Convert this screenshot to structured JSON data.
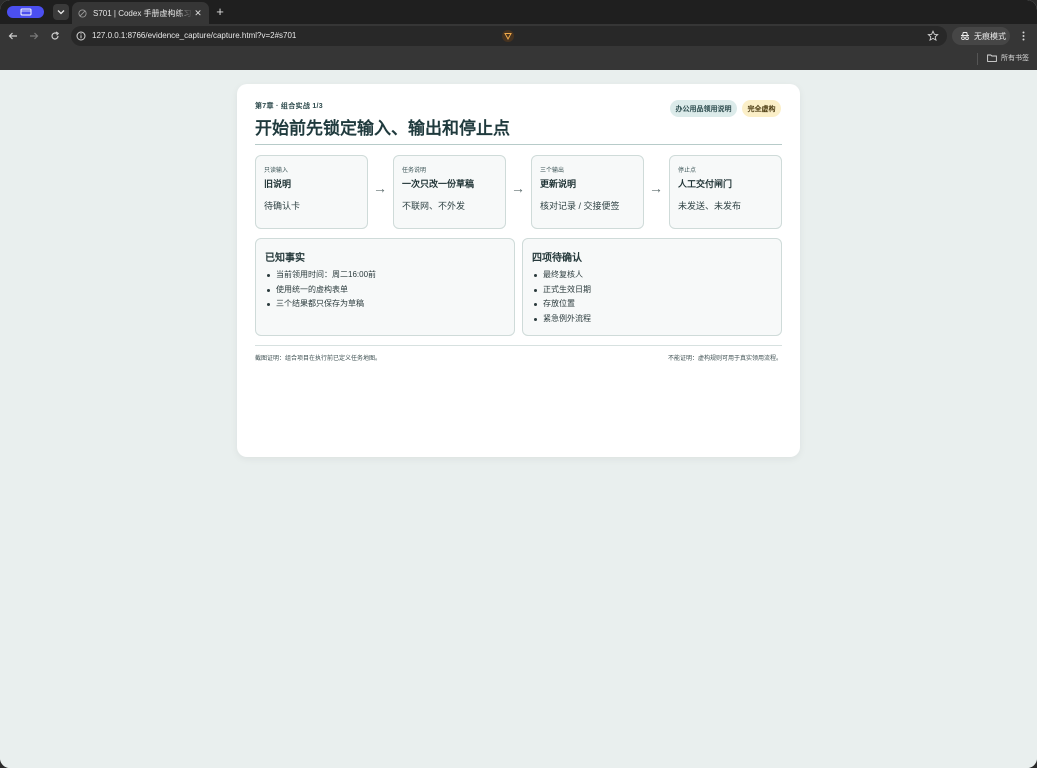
{
  "browser": {
    "tab": {
      "title": "S701 | Codex 手册虚构练习产品",
      "favicon": "globe-icon"
    },
    "address_bar": {
      "url": "127.0.0.1:8766/evidence_capture/capture.html?v=2#s701"
    },
    "incognito_label": "无痕模式",
    "bookmarks": {
      "all_bookmarks_label": "所有书签"
    },
    "colors": {
      "profile_pill": "#4b4ff0",
      "tabstrip_bg": "#1f1f1f",
      "toolbar_bg": "#363636"
    }
  },
  "page": {
    "eyebrow": "第7章 · 组合实战 1/3",
    "title": "开始前先锁定输入、输出和停止点",
    "badges": {
      "primary": "办公用品领用说明",
      "secondary": "完全虚构"
    },
    "steps": [
      {
        "kicker": "只读输入",
        "name": "旧说明",
        "detail": "待确认卡"
      },
      {
        "kicker": "任务说明",
        "name": "一次只改一份草稿",
        "detail": "不联网、不外发"
      },
      {
        "kicker": "三个输出",
        "name": "更新说明",
        "detail": "核对记录 / 交接便签"
      },
      {
        "kicker": "停止点",
        "name": "人工交付闸门",
        "detail": "未发送、未发布"
      }
    ],
    "arrow_glyph": "→",
    "known_facts": {
      "title": "已知事实",
      "items": [
        "当前领用时间：周二16:00前",
        "使用统一的虚构表单",
        "三个结果都只保存为草稿"
      ]
    },
    "pending": {
      "title": "四项待确认",
      "items": [
        "最终复核人",
        "正式生效日期",
        "存放位置",
        "紧急例外流程"
      ]
    },
    "footer": {
      "left": "截图证明：组合项目在执行前已定义任务地图。",
      "right": "不能证明：虚构规则可用于真实领用流程。"
    },
    "colors": {
      "background": "#e9efee",
      "title": "#1f3a3d",
      "badge_primary_bg": "#dcebea",
      "badge_secondary_bg": "#fbefc8"
    }
  }
}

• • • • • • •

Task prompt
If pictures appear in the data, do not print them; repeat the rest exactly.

Solution
Convert this screenshot to structured JSON data.
{
  "browser": {
    "tab": {
      "title": "S701 | Codex 手册虚构练习产品",
      "favicon": "globe-icon"
    },
    "address_bar": {
      "url": "127.0.0.1:8766/evidence_capture/capture.html?v=2#s701"
    },
    "incognito_label": "无痕模式",
    "bookmarks": {
      "all_bookmarks_label": "所有书签"
    },
    "colors": {
      "profile_pill": "#4b4ff0",
      "tabstrip_bg": "#1f1f1f",
      "toolbar_bg": "#363636"
    }
  },
  "page": {
    "eyebrow": "第7章 · 组合实战 1/3",
    "title": "开始前先锁定输入、输出和停止点",
    "badges": {
      "primary": "办公用品领用说明",
      "secondary": "完全虚构"
    },
    "steps": [
      {
        "kicker": "只读输入",
        "name": "旧说明",
        "detail": "待确认卡"
      },
      {
        "kicker": "任务说明",
        "name": "一次只改一份草稿",
        "detail": "不联网、不外发"
      },
      {
        "kicker": "三个输出",
        "name": "更新说明",
        "detail": "核对记录 / 交接便签"
      },
      {
        "kicker": "停止点",
        "name": "人工交付闸门",
        "detail": "未发送、未发布"
      }
    ],
    "arrow_glyph": "→",
    "known_facts": {
      "title": "已知事实",
      "items": [
        "当前领用时间：周二16:00前",
        "使用统一的虚构表单",
        "三个结果都只保存为草稿"
      ]
    },
    "pending": {
      "title": "四项待确认",
      "items": [
        "最终复核人",
        "正式生效日期",
        "存放位置",
        "紧急例外流程"
      ]
    },
    "footer": {
      "left": "截图证明：组合项目在执行前已定义任务地图。",
      "right": "不能证明：虚构规则可用于真实领用流程。"
    },
    "colors": {
      "background": "#e9efee",
      "title": "#1f3a3d",
      "badge_primary_bg": "#dcebea",
      "badge_secondary_bg": "#fbefc8"
    }
  }
}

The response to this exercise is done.